What is negative labeling

Labeling of genetically modified organisms (GMO)

Which GMOs have to be labeled?

All foods that are, contain or are obtained from GMOs are subject to GMO labeling. Accordingly, products such as soya oil or the emulsifier soya lecithin must be labeled if they come from genetically modified soya beans (see “Further information”).

However, there are exceptions to the labeling requirement:

• Unintentional traces of approved GMO products do not have to be labeled if they are present in an amount of no more than 0.9% mass percent. The dealers or producers concerned must be able to prove that they have taken the appropriate measures to avoid such traces.

• Fermenter products that are produced by genetically modified microorganisms in a closed system, then separated from the organism, cleaned and chemically defined.

In addition, the negative label “without GMO” may be used for food of animal origin (see Article 37 of the Ordinance on Foodstuffs and Utility Articles LGV). The prerequisite is that no genetically modified forage plants or products derived from them were used to feed the animals.

In addition, the note “without GMOs” must be supplemented with the note “no genetically modified forage plants or products derived from them were used to feed the animals”. The marking is only complete in this combination. Both information must appear in the same field of vision and be clearly legible.

All foods and additives made from GMOs are subject to labeling. Accordingly, products such as soya oil or the emulsifier soya lecithin must be labeled if they come from genetically modified soya beans (see “Further information”).

However, what is produced with the participation of a GMO does not have to be labeled, i.e. the use of processing aids or agricultural production aids. The milk from cows that have eaten genetically modified maize does not have to be labeled if the milk comes from a non-genetically modified cow.

Examples of the labeling of GMO products

Consumers can recognize GMO products by the identification on the label. A corresponding note can be found in the list of ingredients, possibly also with the description of the product. The following three examples are fictional; There are currently practically no genetically modified foods on the Swiss market.

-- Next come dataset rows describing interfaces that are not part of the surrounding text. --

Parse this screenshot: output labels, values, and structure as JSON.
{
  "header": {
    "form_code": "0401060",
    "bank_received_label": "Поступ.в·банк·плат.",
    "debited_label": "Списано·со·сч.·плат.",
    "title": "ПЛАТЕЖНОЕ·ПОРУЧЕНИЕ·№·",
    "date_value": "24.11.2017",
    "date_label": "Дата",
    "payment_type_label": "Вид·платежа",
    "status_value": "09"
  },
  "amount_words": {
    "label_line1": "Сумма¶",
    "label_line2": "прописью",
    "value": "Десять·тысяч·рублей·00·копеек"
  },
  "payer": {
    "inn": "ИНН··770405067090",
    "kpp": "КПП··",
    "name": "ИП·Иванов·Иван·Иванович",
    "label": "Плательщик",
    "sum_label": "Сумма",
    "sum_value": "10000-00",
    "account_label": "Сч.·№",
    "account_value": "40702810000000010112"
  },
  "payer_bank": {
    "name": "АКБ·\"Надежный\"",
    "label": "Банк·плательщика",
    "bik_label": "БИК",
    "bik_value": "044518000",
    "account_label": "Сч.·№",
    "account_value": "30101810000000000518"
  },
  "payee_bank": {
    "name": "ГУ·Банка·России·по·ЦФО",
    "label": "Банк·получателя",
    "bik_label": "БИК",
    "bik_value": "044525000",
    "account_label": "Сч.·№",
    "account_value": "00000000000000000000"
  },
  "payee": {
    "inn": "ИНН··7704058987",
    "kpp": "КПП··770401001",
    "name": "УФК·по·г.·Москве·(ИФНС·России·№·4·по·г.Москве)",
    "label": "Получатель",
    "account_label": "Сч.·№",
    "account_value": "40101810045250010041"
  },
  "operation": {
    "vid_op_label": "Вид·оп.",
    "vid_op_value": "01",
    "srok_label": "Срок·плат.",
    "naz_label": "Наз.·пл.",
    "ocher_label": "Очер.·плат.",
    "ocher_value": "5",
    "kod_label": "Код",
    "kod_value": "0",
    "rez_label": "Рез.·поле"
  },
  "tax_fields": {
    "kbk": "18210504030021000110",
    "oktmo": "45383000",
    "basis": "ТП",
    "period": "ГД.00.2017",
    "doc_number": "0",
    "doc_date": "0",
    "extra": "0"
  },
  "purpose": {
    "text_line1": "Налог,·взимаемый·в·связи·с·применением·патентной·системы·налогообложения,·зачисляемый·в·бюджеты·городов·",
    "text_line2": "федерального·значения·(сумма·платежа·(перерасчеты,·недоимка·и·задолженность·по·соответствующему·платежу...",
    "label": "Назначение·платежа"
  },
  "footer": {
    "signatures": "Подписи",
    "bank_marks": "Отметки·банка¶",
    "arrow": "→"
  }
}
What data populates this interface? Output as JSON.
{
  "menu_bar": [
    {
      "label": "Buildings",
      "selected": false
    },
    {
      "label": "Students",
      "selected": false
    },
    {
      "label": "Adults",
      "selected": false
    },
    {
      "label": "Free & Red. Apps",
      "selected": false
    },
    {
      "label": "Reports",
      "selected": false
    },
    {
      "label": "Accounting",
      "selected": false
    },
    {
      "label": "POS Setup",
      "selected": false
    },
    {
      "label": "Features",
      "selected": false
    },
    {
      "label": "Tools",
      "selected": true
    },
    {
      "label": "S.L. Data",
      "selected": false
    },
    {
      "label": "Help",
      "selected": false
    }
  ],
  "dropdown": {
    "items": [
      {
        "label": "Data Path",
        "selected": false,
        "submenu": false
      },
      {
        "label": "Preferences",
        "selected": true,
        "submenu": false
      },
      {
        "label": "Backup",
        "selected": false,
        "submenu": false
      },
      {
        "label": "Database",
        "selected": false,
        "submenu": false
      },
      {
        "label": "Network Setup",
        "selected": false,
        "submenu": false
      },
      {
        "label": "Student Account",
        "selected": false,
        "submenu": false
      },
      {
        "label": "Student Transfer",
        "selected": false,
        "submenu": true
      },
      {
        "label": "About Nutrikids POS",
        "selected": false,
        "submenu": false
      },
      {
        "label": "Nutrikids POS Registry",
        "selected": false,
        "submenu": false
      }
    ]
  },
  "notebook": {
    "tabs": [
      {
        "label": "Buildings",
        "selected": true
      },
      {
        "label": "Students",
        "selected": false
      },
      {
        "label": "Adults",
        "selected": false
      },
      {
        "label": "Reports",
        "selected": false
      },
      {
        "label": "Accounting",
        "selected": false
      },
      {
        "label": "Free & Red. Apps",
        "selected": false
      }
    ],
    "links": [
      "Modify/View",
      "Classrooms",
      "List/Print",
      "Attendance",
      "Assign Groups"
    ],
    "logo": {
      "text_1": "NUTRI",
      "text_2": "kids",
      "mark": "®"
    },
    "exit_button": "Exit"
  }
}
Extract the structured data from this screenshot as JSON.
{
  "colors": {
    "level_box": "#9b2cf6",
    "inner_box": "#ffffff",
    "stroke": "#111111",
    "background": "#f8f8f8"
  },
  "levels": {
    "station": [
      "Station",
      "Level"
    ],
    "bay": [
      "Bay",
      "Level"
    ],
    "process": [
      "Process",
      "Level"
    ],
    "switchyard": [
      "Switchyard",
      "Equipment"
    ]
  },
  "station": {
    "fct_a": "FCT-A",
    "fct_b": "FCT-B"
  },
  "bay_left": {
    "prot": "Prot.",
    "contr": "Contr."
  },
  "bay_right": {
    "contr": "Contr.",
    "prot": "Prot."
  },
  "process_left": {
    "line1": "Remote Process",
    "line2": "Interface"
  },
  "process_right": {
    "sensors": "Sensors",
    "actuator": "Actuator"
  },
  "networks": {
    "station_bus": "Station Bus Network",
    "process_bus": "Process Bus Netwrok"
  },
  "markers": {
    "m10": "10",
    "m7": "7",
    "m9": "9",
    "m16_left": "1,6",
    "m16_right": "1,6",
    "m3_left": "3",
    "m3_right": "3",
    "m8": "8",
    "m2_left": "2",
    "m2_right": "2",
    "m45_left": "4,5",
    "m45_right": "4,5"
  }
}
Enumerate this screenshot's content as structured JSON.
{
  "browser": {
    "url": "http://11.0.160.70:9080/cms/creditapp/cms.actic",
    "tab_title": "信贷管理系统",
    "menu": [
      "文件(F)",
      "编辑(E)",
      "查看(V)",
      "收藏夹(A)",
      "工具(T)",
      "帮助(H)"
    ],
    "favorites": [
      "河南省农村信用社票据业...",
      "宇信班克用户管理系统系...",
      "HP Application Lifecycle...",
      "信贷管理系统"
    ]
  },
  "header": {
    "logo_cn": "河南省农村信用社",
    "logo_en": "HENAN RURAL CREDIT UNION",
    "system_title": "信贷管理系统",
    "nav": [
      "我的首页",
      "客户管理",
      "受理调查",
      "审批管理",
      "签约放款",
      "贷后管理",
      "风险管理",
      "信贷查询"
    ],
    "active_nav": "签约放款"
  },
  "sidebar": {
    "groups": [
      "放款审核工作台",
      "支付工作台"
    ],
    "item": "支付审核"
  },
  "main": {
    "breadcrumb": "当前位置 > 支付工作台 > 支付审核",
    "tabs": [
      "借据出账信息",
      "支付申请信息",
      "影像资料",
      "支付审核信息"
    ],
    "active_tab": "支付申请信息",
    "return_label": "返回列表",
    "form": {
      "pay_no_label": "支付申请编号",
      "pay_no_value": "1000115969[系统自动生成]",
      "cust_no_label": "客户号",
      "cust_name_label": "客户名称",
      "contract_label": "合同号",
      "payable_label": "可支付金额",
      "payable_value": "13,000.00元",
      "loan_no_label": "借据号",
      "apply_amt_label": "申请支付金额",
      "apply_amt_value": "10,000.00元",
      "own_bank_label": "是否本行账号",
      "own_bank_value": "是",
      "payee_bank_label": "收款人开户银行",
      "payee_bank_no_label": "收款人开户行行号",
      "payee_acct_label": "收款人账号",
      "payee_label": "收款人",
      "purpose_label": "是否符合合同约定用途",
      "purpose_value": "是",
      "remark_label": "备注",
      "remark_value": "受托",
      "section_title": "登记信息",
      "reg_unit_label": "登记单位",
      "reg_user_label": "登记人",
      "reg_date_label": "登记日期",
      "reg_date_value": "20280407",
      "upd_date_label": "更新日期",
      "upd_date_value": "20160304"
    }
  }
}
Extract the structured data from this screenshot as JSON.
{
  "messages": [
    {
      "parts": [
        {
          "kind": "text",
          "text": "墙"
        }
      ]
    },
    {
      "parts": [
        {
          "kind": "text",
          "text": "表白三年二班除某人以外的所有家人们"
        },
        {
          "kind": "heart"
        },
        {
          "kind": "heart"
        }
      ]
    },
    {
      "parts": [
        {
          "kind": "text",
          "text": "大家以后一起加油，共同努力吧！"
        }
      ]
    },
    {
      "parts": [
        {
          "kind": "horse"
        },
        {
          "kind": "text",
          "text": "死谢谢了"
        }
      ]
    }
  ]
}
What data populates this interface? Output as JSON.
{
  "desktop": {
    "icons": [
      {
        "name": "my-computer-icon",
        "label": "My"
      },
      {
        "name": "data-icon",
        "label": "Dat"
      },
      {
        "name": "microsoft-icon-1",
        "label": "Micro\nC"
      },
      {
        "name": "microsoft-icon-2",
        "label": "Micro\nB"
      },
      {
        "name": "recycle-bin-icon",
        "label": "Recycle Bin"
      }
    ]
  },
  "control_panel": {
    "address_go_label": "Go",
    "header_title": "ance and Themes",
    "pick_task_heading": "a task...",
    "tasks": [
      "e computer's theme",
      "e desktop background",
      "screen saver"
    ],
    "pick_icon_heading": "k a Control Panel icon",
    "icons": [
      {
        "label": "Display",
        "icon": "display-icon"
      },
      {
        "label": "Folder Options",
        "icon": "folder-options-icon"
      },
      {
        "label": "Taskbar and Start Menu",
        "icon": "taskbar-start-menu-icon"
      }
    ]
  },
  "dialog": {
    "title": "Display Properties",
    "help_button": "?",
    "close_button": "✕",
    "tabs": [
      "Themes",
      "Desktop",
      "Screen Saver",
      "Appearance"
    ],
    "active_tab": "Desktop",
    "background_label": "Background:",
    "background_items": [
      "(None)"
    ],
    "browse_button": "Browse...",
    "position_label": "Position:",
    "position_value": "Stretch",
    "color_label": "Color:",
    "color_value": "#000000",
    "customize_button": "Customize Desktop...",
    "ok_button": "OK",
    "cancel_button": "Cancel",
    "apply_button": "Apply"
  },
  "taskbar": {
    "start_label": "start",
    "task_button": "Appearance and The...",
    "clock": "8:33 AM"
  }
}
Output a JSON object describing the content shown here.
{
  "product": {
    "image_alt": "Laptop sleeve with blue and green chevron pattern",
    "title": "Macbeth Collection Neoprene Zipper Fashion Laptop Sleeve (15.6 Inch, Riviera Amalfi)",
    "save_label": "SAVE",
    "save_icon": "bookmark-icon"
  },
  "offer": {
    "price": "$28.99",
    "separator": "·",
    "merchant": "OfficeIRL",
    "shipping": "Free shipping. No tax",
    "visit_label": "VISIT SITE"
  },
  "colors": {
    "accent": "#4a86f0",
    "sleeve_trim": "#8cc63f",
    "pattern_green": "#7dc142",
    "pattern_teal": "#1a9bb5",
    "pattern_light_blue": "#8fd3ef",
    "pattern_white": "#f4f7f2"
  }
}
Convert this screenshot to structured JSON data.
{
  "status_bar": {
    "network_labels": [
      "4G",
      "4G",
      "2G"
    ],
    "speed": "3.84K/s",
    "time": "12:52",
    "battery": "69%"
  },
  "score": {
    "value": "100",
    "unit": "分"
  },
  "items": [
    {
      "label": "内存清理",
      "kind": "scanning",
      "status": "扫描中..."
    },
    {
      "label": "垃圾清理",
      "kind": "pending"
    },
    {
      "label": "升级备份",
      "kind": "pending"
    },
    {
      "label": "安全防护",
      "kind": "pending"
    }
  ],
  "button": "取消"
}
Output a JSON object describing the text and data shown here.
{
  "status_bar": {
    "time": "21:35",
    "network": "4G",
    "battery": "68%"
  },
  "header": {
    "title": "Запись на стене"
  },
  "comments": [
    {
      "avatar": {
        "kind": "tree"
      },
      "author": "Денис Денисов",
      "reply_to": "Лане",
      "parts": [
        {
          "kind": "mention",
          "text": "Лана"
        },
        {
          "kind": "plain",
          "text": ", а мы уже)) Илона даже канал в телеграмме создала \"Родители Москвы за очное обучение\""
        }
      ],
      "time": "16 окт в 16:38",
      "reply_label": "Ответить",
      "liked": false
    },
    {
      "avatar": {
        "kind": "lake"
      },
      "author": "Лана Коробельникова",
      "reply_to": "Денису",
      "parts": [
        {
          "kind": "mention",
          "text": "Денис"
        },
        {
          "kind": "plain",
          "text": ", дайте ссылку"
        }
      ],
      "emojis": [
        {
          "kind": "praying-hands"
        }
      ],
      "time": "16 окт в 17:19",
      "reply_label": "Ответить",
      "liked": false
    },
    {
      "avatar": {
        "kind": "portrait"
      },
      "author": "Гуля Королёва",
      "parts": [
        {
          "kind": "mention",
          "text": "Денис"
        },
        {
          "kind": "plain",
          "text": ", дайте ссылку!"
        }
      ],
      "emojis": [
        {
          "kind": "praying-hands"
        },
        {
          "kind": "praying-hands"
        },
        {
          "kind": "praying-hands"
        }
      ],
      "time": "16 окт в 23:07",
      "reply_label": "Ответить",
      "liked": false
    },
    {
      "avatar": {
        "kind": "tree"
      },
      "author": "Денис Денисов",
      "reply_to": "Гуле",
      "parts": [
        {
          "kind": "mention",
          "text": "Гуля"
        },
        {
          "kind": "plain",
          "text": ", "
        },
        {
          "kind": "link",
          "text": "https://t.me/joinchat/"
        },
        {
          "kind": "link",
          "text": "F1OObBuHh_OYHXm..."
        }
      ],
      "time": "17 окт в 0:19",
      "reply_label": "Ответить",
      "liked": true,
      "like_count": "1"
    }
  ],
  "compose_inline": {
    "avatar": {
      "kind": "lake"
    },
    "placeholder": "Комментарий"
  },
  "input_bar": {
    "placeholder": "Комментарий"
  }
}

Example 1 (fictitious):
Polenta corn

Ingredients: corn grits (genetically modified), salt, spices, flavor enhancers.


Example 2 (fictitious):
Chocolate with GMO ingredients

Ingredients: sugar, glucose syrup *, cocoa butter, hardened vegetable oil **, low-fat cocoa, cornflakes *, skimmed milk powder, emulsifier (lecithin, E322) **, flavor.

* made from genetically modified maize
** made from genetically modified soy


Example 3 (fictitious):
Fruit yogurt with GMO ingredients, acidified with GMO cultures

Ingredients: milk, skimmed milk powder, sugar, papaya *, modified corn starch **.

* genetically modified
** made with genetically modified lactobacilli.